* To do
Copy every line of the records below where the word "Tray" occurs.

»»

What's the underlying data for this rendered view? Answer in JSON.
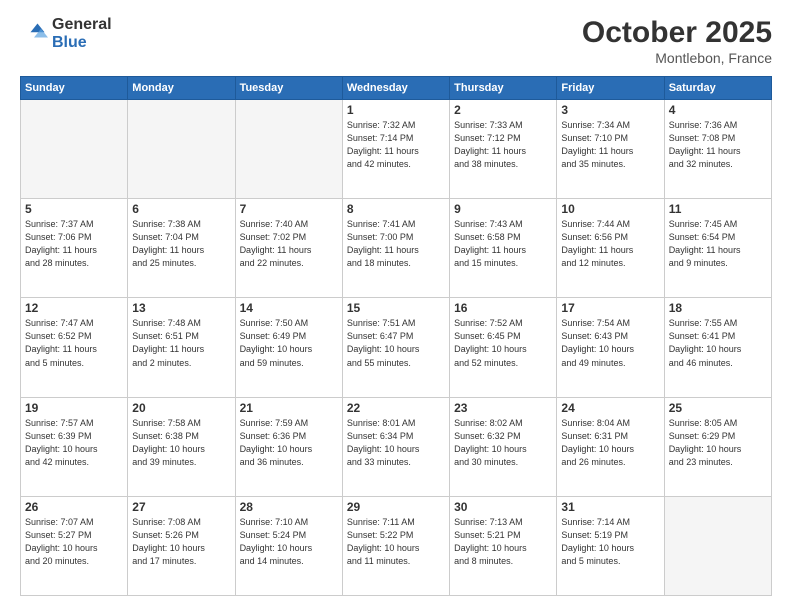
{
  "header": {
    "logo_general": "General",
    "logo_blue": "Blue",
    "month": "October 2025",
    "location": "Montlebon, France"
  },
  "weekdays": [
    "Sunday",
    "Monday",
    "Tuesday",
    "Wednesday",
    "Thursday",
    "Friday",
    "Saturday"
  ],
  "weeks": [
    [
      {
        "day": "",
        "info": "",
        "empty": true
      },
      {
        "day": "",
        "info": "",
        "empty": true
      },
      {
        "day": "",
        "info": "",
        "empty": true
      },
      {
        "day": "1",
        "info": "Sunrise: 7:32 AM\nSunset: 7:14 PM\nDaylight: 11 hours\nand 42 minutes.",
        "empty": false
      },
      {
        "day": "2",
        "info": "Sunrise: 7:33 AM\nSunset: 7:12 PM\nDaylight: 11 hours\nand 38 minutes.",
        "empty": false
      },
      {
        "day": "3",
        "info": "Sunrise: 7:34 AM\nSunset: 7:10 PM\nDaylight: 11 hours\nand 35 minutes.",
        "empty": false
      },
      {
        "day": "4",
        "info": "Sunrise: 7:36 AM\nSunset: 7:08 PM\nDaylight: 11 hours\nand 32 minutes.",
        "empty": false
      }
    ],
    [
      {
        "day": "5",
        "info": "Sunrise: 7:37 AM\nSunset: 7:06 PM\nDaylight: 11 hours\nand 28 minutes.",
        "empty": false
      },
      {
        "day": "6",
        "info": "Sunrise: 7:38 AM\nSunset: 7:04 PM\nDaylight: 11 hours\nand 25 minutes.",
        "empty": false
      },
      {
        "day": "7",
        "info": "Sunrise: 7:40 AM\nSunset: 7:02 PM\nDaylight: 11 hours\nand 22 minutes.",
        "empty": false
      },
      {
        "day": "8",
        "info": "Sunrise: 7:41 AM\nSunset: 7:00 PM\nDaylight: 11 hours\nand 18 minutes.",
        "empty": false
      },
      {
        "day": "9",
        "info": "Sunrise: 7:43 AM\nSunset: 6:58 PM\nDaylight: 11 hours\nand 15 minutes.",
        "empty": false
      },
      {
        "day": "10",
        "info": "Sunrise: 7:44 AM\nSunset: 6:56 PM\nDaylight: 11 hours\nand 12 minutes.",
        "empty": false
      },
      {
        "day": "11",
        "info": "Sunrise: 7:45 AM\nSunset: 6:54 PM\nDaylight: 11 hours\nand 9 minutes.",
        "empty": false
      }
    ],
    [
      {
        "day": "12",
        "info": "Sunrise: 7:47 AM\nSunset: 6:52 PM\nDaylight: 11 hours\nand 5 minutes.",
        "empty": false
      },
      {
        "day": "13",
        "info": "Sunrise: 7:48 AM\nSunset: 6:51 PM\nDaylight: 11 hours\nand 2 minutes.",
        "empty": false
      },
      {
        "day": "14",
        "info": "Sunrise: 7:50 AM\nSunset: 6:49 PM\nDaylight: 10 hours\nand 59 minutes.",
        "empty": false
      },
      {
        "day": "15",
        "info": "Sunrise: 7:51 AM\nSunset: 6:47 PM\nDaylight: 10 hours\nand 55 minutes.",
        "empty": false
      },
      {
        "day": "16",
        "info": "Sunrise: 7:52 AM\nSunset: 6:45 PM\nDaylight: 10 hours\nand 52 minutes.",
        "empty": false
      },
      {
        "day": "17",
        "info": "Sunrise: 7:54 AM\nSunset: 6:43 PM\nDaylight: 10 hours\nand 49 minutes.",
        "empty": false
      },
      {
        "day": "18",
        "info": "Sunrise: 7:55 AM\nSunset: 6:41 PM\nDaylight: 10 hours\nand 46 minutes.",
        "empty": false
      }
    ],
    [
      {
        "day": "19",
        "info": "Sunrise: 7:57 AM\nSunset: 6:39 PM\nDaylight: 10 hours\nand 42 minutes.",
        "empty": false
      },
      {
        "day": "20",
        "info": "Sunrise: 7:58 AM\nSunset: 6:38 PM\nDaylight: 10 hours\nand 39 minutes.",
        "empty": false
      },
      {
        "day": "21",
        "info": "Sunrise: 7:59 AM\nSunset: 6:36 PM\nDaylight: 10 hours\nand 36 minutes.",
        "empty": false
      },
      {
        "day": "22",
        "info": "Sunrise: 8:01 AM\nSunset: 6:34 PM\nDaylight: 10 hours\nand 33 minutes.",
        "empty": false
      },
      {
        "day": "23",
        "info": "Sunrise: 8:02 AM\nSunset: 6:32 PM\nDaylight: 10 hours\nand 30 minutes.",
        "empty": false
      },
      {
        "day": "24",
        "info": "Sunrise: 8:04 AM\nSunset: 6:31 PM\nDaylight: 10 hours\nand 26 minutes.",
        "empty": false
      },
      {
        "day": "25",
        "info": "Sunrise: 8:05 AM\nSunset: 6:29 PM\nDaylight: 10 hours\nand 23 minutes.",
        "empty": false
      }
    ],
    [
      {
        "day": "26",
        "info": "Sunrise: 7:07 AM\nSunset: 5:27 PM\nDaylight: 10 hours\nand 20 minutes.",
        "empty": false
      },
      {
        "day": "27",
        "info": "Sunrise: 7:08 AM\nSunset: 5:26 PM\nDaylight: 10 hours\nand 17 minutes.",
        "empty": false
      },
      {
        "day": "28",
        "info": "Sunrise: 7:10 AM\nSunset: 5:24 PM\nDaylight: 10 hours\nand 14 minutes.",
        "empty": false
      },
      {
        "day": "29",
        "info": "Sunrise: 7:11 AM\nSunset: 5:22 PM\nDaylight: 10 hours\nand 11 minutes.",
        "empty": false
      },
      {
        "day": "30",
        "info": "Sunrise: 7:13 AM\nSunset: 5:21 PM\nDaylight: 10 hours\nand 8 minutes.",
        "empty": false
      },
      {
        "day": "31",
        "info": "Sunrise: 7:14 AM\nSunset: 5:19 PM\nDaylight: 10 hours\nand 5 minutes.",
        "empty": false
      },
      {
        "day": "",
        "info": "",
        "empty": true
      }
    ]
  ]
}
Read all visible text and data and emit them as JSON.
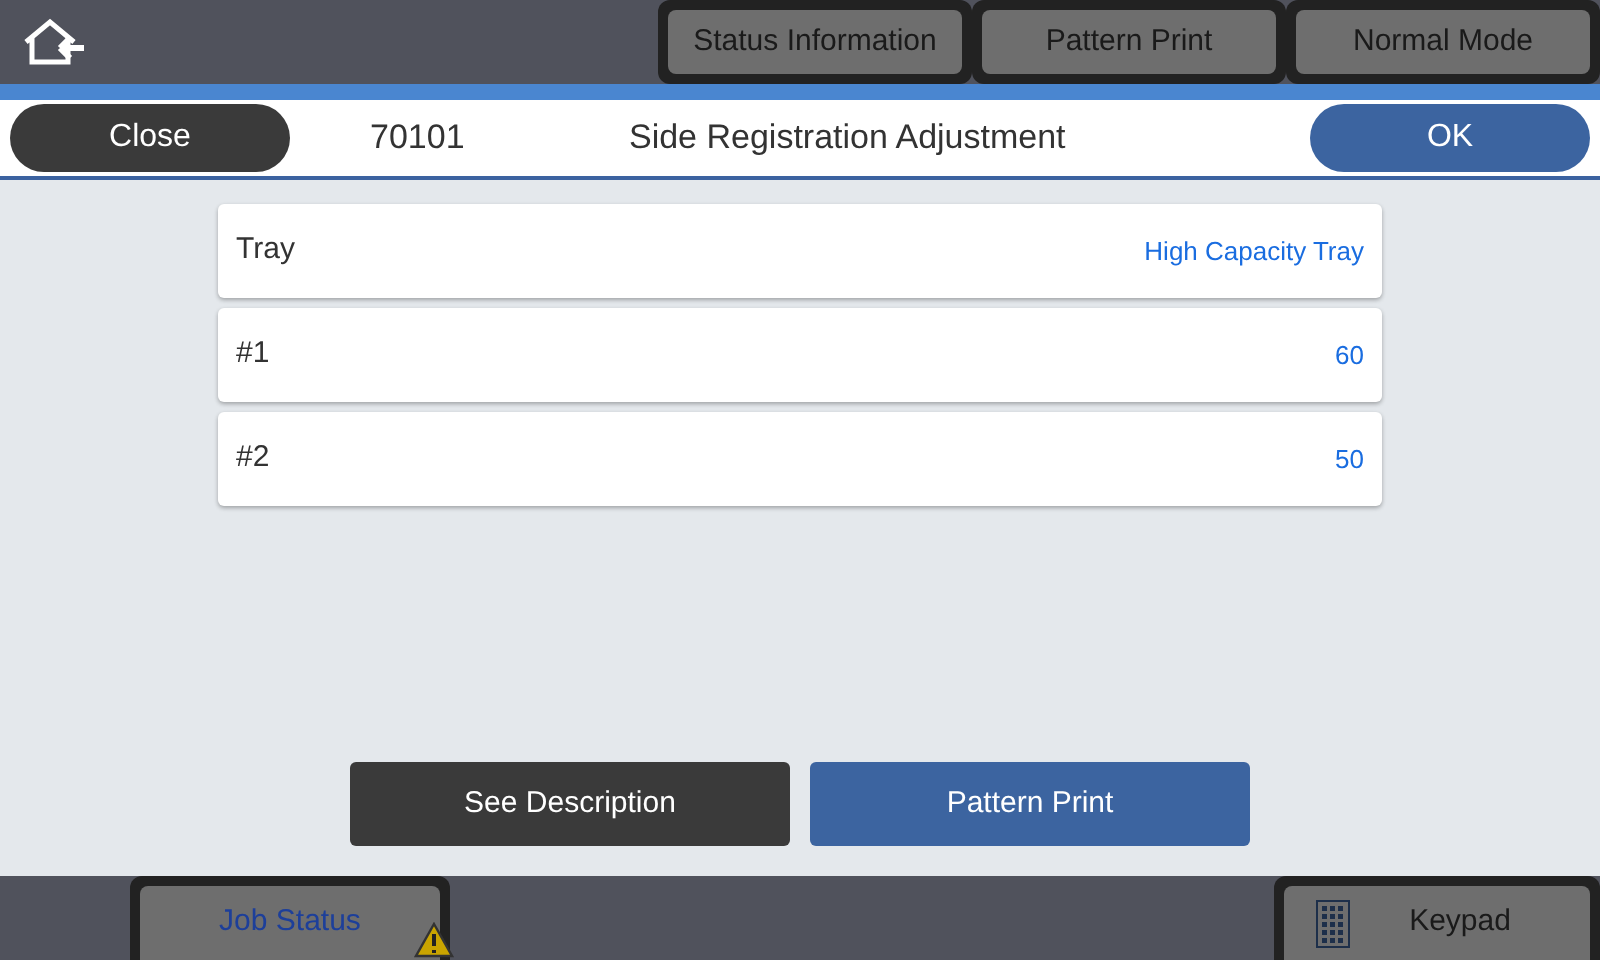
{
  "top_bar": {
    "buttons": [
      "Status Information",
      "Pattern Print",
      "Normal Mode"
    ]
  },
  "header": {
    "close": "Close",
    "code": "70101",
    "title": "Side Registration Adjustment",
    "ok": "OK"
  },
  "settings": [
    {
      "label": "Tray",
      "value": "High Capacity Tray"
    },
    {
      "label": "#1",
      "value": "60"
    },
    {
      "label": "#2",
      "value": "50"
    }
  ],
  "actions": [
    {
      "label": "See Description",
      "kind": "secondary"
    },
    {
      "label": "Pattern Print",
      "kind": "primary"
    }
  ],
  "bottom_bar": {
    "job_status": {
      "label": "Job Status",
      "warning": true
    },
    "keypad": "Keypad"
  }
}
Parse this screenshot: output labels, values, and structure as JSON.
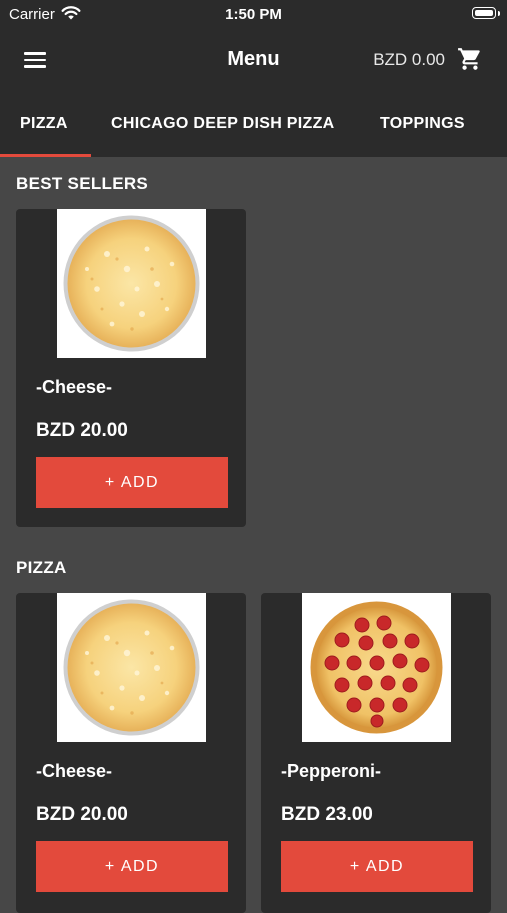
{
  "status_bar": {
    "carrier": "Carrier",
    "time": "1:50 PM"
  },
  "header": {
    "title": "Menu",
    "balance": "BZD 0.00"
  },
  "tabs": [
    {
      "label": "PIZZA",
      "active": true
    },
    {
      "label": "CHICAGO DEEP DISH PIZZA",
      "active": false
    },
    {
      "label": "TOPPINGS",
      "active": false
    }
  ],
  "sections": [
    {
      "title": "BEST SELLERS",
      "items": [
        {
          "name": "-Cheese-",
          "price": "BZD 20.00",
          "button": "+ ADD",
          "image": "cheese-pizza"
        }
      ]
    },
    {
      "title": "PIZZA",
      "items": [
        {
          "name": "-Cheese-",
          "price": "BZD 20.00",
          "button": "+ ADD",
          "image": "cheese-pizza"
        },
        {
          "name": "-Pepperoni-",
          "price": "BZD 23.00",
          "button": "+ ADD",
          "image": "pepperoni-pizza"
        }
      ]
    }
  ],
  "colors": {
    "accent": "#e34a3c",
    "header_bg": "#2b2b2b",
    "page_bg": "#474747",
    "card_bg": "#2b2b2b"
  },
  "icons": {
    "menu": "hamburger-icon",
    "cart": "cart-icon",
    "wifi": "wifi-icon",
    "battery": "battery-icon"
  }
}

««

* Exercise output
      "label": "Tray",
      "value": "High Capacity Tray"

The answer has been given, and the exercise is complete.